and summing them we find the sum ($S$) as:

$S=(10^{n+1}-9n-10)/81$

Also the general form of terms is:

$s(n)=(10^{n+1}-10^n-9)/81$

Now consider the function:

$f(x)=10^{x+1}−10^x-9$

Since $\Delta x= 1$, due to definition of integral we can write:

$S=(1/81)\sum (10^{x+1}−10^x-9), [1, ∞]$

$=(1/81)∫(10^{x+1}-10^x-9) dx ;[0, 1]$

but it does not work. Can someone say what went wrong, i.e, Why doesn't the integral give $S$ as I mentioned first?

I realized now that this is more a sequence rather than a series. A sequence is a set of numbers which are resulted from a general term where as a series is a set of functional elements; the derivative of elements of a sequence is zero and its integration is pointless. So using the integration of general term of a sequence to find its sum is just not needed.

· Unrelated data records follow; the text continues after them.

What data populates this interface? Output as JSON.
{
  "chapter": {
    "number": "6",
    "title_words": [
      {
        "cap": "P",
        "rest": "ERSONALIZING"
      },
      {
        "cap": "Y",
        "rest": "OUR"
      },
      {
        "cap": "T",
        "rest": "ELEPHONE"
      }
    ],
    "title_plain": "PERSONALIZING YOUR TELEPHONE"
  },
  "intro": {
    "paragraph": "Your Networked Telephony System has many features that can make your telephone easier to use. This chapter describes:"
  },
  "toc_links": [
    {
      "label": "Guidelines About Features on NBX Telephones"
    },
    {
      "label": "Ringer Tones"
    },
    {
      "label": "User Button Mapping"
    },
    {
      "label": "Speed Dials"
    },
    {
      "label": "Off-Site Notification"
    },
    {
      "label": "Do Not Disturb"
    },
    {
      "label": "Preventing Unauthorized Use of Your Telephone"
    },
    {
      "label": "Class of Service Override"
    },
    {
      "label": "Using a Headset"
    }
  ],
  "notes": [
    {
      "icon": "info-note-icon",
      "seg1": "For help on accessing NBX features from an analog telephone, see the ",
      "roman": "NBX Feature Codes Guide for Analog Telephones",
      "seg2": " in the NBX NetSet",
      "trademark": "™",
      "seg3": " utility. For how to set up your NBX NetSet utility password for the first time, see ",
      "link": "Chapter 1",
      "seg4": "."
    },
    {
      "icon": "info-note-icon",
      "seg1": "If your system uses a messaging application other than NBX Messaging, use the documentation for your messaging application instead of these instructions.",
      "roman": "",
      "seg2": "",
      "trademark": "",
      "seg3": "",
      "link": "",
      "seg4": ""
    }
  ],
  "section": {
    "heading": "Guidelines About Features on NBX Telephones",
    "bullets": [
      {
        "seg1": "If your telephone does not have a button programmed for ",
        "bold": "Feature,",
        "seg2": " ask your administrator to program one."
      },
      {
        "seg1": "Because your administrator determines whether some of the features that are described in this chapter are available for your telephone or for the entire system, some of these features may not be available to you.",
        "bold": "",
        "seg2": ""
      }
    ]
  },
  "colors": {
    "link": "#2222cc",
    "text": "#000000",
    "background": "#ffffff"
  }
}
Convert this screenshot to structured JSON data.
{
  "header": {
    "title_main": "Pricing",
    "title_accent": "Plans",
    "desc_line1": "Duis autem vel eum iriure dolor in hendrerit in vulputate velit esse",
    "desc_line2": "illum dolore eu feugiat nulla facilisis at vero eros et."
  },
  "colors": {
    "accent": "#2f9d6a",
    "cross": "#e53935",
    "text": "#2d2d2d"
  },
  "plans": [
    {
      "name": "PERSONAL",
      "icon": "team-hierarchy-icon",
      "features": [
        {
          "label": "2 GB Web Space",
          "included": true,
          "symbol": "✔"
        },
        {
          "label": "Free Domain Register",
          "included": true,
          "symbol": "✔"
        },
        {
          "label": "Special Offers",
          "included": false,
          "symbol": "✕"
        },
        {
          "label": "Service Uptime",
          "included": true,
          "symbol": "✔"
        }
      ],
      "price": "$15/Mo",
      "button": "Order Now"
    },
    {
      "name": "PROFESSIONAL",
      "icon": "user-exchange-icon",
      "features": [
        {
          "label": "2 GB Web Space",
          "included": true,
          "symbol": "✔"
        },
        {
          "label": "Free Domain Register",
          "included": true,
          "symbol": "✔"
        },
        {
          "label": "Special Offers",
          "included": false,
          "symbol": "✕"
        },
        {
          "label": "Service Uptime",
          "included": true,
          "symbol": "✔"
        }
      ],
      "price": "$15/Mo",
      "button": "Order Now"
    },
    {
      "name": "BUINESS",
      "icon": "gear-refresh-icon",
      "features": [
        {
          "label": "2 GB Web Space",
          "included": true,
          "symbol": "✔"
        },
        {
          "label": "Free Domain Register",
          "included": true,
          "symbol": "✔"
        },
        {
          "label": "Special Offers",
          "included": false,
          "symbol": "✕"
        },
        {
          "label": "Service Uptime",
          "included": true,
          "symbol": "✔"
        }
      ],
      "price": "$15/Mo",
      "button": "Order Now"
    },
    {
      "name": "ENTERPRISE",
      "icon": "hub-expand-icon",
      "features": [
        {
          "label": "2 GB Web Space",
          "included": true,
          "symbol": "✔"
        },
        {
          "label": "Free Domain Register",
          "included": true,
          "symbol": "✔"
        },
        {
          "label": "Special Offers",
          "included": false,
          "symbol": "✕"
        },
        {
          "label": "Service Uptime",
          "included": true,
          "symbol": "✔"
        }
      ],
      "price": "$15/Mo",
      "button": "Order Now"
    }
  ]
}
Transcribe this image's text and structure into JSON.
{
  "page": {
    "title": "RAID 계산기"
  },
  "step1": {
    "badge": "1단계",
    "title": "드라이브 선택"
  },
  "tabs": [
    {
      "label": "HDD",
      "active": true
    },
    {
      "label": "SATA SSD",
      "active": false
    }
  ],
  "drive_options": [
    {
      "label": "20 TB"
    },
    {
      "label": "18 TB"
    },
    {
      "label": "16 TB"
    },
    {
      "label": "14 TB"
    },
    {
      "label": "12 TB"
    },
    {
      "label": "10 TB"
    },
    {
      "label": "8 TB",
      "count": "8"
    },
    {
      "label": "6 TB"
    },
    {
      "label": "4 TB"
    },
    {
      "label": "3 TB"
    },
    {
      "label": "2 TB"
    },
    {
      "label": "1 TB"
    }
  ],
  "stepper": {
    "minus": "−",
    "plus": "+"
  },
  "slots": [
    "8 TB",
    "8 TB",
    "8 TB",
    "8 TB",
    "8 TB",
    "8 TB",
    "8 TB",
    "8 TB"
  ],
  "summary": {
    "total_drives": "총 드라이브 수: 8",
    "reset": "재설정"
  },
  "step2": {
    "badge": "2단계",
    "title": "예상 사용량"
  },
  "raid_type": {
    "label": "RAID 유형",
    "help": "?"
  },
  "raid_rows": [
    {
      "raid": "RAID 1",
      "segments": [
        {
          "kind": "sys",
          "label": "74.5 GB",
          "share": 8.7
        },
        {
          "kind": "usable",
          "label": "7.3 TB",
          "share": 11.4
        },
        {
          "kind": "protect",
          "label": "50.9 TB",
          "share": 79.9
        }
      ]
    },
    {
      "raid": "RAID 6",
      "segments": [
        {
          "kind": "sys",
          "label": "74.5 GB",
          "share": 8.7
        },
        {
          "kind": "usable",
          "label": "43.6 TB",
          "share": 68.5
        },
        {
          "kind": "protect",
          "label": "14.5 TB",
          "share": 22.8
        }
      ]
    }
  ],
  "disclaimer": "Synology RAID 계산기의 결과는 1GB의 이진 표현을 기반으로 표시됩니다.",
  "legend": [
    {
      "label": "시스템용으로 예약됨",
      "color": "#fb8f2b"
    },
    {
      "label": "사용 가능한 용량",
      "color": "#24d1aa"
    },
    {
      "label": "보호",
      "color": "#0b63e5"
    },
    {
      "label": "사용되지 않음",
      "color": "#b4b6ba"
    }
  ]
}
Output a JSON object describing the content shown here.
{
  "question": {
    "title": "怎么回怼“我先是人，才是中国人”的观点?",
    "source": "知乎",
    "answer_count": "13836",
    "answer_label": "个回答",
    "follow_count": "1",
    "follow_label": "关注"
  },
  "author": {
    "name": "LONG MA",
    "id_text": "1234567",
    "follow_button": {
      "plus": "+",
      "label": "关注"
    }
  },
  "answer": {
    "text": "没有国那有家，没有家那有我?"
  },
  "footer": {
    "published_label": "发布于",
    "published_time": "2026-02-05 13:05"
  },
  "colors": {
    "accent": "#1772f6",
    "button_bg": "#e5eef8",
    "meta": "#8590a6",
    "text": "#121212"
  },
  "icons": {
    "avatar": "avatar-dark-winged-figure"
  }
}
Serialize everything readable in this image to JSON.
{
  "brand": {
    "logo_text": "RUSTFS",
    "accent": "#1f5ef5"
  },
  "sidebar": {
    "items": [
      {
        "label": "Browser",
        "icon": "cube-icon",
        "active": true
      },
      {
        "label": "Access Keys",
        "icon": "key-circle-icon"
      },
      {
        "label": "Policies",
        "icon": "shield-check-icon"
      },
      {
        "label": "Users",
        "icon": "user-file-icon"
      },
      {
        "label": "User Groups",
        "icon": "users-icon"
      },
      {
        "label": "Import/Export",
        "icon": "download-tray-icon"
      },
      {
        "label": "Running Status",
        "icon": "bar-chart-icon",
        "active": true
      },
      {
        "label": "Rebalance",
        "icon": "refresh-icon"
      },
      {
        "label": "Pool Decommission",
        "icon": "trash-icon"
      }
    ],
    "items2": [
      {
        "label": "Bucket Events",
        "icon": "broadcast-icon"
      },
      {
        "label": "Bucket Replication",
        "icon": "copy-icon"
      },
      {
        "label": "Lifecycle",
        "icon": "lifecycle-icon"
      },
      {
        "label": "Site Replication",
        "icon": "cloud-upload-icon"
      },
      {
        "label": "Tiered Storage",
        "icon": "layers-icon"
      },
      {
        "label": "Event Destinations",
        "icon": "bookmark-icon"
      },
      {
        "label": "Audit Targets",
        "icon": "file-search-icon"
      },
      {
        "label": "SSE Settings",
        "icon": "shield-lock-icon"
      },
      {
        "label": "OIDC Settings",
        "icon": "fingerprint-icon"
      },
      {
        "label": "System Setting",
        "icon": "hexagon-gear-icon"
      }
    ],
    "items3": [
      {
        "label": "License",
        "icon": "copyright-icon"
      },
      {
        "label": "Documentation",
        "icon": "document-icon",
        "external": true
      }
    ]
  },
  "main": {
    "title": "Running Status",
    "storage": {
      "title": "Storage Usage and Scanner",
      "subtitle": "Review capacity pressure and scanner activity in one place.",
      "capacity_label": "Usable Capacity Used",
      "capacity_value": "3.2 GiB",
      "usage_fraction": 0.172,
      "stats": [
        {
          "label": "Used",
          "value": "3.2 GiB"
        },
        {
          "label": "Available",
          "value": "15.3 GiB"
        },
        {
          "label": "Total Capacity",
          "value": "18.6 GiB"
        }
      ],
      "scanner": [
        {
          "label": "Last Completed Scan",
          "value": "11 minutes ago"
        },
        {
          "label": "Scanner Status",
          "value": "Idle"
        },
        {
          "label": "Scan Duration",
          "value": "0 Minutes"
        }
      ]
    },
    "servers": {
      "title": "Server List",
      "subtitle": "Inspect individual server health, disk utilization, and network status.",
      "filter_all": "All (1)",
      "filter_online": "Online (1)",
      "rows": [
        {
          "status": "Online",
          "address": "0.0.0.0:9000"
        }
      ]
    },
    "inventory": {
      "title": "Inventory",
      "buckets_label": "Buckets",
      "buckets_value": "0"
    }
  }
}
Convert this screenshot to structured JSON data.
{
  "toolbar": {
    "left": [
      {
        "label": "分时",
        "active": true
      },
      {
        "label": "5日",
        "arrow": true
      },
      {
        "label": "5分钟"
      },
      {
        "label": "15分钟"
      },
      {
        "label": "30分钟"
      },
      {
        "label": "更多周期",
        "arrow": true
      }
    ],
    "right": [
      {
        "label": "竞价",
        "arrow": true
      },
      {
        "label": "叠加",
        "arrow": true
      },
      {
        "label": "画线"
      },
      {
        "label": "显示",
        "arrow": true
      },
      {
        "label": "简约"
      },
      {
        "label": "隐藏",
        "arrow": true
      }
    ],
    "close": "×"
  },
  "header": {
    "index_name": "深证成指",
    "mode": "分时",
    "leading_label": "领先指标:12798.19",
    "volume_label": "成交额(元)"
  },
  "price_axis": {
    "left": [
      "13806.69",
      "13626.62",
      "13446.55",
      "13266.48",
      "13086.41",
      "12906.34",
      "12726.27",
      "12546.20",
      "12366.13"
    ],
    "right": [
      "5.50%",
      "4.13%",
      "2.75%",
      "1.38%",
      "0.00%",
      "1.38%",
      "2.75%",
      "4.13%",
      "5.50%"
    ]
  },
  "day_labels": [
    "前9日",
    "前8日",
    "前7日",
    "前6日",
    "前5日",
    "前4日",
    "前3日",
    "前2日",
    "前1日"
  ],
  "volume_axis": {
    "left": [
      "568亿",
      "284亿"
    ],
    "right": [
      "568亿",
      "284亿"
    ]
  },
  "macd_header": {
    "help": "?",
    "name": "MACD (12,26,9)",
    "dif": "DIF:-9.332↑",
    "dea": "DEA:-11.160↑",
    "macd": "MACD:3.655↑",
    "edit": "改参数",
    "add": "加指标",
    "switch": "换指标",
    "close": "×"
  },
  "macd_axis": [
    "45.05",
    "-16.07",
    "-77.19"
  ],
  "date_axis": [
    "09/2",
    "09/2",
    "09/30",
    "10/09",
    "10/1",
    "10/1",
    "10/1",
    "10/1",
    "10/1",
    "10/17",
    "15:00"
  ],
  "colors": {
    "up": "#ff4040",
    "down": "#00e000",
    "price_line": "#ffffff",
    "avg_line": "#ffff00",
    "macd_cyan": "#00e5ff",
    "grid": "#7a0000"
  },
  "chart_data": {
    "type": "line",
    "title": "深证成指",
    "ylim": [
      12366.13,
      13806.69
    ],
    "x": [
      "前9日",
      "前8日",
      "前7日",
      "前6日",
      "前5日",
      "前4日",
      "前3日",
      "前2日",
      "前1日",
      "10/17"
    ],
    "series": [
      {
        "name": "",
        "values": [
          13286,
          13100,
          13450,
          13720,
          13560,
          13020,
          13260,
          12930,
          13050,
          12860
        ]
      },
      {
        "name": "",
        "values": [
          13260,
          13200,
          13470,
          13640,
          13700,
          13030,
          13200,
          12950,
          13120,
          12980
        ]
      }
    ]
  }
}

• I would like to continue my answer, but I think there is a syntax error in your integral. Note, a little bit of latex knowledge would be useful to learn. Sep 29 '16 at 19:02
• An integral is not a sum. Sometimes one can express (the asympotic of) a sum as a Riemann sum, and hence reduce it to an integral. You cannot do that here. Sep 29 '16 at 19:15
• Agreed, I'm not entirely sure how you went from the summation notation to the integral notation, changing the bounds when you did. Sep 29 '16 at 19:46
• This is arithmetico-geometric series (progression, sequence). See Wikipedia or AoPS. You can find a very similar question here. Sep 30 '16 at 5:25
• Why is this question tagged 'geometric topology'? Oct 1 '16 at 14:40

\begin{align*} S &= \sum_{i=1}^n (10^i-1)/9 \\[6pt] &= \frac{1}{9} \left(\sum_{i=1}^n 10^i - \sum_{i=1}^n 1 \right) \\[6pt] &= \frac{1}{9} \left(\frac{10}{9}(10^n -1) - n\right) \\[6pt] &= \frac{10}{81} (10^n -1) - \frac{n}{9} \end{align*}